- [Aim of the task] Given the entries below, please return each one exactly.

....................

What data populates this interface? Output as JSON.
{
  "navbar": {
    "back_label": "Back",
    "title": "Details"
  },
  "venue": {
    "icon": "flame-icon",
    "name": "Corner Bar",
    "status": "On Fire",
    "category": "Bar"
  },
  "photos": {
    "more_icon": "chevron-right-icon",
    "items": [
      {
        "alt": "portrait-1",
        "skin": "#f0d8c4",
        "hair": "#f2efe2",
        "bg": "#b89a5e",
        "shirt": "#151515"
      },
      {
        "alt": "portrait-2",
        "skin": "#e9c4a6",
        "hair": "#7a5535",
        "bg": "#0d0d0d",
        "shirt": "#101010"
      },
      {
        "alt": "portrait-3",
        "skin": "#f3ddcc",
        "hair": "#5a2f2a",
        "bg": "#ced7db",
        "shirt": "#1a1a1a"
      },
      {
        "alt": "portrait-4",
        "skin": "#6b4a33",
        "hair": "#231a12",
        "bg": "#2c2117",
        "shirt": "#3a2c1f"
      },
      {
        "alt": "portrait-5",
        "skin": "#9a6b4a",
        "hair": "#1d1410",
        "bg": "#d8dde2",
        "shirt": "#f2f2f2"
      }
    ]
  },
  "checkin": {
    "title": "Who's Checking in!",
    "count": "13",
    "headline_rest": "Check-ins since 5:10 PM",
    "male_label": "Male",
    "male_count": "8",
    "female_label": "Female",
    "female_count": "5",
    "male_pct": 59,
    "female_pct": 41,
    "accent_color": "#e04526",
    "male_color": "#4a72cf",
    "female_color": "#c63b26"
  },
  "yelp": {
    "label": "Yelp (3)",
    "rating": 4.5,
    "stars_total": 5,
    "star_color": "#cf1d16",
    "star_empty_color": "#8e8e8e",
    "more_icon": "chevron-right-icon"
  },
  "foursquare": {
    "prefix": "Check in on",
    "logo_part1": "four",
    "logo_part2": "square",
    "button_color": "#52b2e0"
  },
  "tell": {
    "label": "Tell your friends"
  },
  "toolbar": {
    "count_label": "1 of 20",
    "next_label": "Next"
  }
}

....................

- [Finished task]
What data populates this interface? Output as JSON.
{
  "navbar": {
    "back_label": "Back",
    "title": "Details"
  },
  "venue": {
    "icon": "flame-icon",
    "name": "Corner Bar",
    "status": "On Fire",
    "category": "Bar"
  },
  "photos": {
    "more_icon": "chevron-right-icon",
    "items": [
      {
        "alt": "portrait-1",
        "skin": "#f0d8c4",
        "hair": "#f2efe2",
        "bg": "#b89a5e",
        "shirt": "#151515"
      },
      {
        "alt": "portrait-2",
        "skin": "#e9c4a6",
        "hair": "#7a5535",
        "bg": "#0d0d0d",
        "shirt": "#101010"
      },
      {
        "alt": "portrait-3",
        "skin": "#f3ddcc",
        "hair": "#5a2f2a",
        "bg": "#ced7db",
        "shirt": "#1a1a1a"
      },
      {
        "alt": "portrait-4",
        "skin": "#6b4a33",
        "hair": "#231a12",
        "bg": "#2c2117",
        "shirt": "#3a2c1f"
      },
      {
        "alt": "portrait-5",
        "skin": "#9a6b4a",
        "hair": "#1d1410",
        "bg": "#d8dde2",
        "shirt": "#f2f2f2"
      }
    ]
  },
  "checkin": {
    "title": "Who's Checking in!",
    "count": "13",
    "headline_rest": "Check-ins since 5:10 PM",
    "male_label": "Male",
    "male_count": "8",
    "female_label": "Female",
    "female_count": "5",
    "male_pct": 59,
    "female_pct": 41,
    "accent_color": "#e04526",
    "male_color": "#4a72cf",
    "female_color": "#c63b26"
  },
  "yelp": {
    "label": "Yelp (3)",
    "rating": 4.5,
    "stars_total": 5,
    "star_color": "#cf1d16",
    "star_empty_color": "#8e8e8e",
    "more_icon": "chevron-right-icon"
  },
  "foursquare": {
    "prefix": "Check in on",
    "logo_part1": "four",
    "logo_part2": "square",
    "button_color": "#52b2e0"
  },
  "tell": {
    "label": "Tell your friends"
  },
  "toolbar": {
    "count_label": "1 of 20",
    "next_label": "Next"
  }
}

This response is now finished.